[DESCRIPTION OF THE TASK]
Leave every picture out, and retype all the remaining records exactly.

[MATERIAL FOR THIS TASK]
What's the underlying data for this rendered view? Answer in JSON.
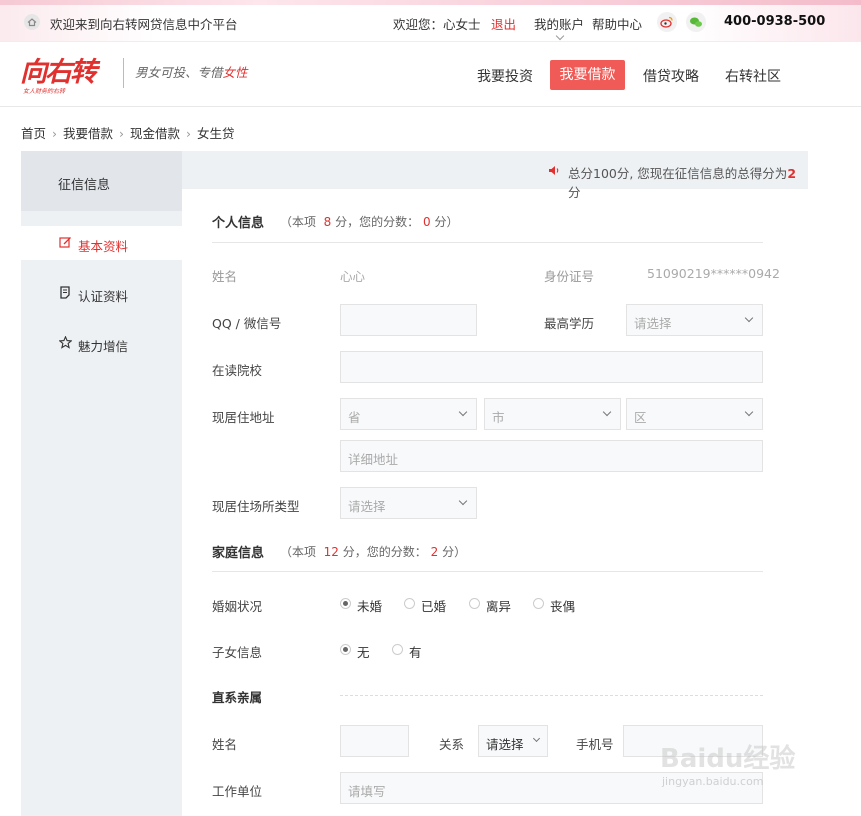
{
  "topbar": {
    "welcome": "欢迎来到向右转网贷信息中介平台",
    "hello": "欢迎您：心女士",
    "logout": "退出",
    "account": "我的账户",
    "help": "帮助中心",
    "phone": "400-0938-500"
  },
  "header": {
    "logo": "向右转",
    "logo_sub": "女人财务的右转",
    "slogan_a": "男女可投、专借",
    "slogan_b": "女性",
    "nav": [
      "我要投资",
      "我要借款",
      "借贷攻略",
      "右转社区"
    ]
  },
  "breadcrumb": [
    "首页",
    "我要借款",
    "现金借款",
    "女生贷"
  ],
  "sidebar": {
    "title": "征信信息",
    "items": [
      {
        "label": "基本资料",
        "icon": "edit-icon"
      },
      {
        "label": "认证资料",
        "icon": "document-icon"
      },
      {
        "label": "魅力增信",
        "icon": "star-icon"
      }
    ]
  },
  "notice": {
    "prefix": "总分100分, 您现在征信信息的总得分为",
    "score": "2",
    "suffix": "分"
  },
  "personal": {
    "title": "个人信息",
    "note_a": "（本项",
    "total": "8",
    "note_b": "分，您的分数：",
    "score": "0",
    "note_c": "分）",
    "name_label": "姓名",
    "name_value": "心心",
    "id_label": "身份证号",
    "id_value": "51090219******0942",
    "qq_label": "QQ / 微信号",
    "edu_label": "最高学历",
    "edu_placeholder": "请选择",
    "school_label": "在读院校",
    "addr_label": "现居住地址",
    "province": "省",
    "city": "市",
    "district": "区",
    "addr_detail": "详细地址",
    "housing_label": "现居住场所类型",
    "housing_placeholder": "请选择"
  },
  "family": {
    "title": "家庭信息",
    "note_a": "（本项",
    "total": "12",
    "note_b": "分，您的分数：",
    "score": "2",
    "note_c": "分）",
    "marital_label": "婚姻状况",
    "marital_options": [
      "未婚",
      "已婚",
      "离异",
      "丧偶"
    ],
    "marital_selected": "未婚",
    "children_label": "子女信息",
    "children_options": [
      "无",
      "有"
    ],
    "children_selected": "无",
    "relative_title": "直系亲属",
    "rel_name_label": "姓名",
    "rel_relation_label": "关系",
    "rel_relation_placeholder": "请选择",
    "rel_phone_label": "手机号",
    "work_label": "工作单位",
    "work_placeholder": "请填写"
  },
  "watermark": {
    "main": "Baidu经验",
    "sub": "jingyan.baidu.com"
  }
}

[RESPONSE AREA]
What's the underlying data for this rendered view? Answer in JSON.
{
  "topbar": {
    "welcome": "欢迎来到向右转网贷信息中介平台",
    "hello": "欢迎您：心女士",
    "logout": "退出",
    "account": "我的账户",
    "help": "帮助中心",
    "phone": "400-0938-500"
  },
  "header": {
    "logo": "向右转",
    "logo_sub": "女人财务的右转",
    "slogan_a": "男女可投、专借",
    "slogan_b": "女性",
    "nav": [
      "我要投资",
      "我要借款",
      "借贷攻略",
      "右转社区"
    ]
  },
  "breadcrumb": [
    "首页",
    "我要借款",
    "现金借款",
    "女生贷"
  ],
  "sidebar": {
    "title": "征信信息",
    "items": [
      {
        "label": "基本资料",
        "icon": "edit-icon"
      },
      {
        "label": "认证资料",
        "icon": "document-icon"
      },
      {
        "label": "魅力增信",
        "icon": "star-icon"
      }
    ]
  },
  "notice": {
    "prefix": "总分100分, 您现在征信信息的总得分为",
    "score": "2",
    "suffix": "分"
  },
  "personal": {
    "title": "个人信息",
    "note_a": "（本项",
    "total": "8",
    "note_b": "分，您的分数：",
    "score": "0",
    "note_c": "分）",
    "name_label": "姓名",
    "name_value": "心心",
    "id_label": "身份证号",
    "id_value": "51090219******0942",
    "qq_label": "QQ / 微信号",
    "edu_label": "最高学历",
    "edu_placeholder": "请选择",
    "school_label": "在读院校",
    "addr_label": "现居住地址",
    "province": "省",
    "city": "市",
    "district": "区",
    "addr_detail": "详细地址",
    "housing_label": "现居住场所类型",
    "housing_placeholder": "请选择"
  },
  "family": {
    "title": "家庭信息",
    "note_a": "（本项",
    "total": "12",
    "note_b": "分，您的分数：",
    "score": "2",
    "note_c": "分）",
    "marital_label": "婚姻状况",
    "marital_options": [
      "未婚",
      "已婚",
      "离异",
      "丧偶"
    ],
    "marital_selected": "未婚",
    "children_label": "子女信息",
    "children_options": [
      "无",
      "有"
    ],
    "children_selected": "无",
    "relative_title": "直系亲属",
    "rel_name_label": "姓名",
    "rel_relation_label": "关系",
    "rel_relation_placeholder": "请选择",
    "rel_phone_label": "手机号",
    "work_label": "工作单位",
    "work_placeholder": "请填写"
  },
  "watermark": {
    "main": "Baidu经验",
    "sub": "jingyan.baidu.com"
  }
}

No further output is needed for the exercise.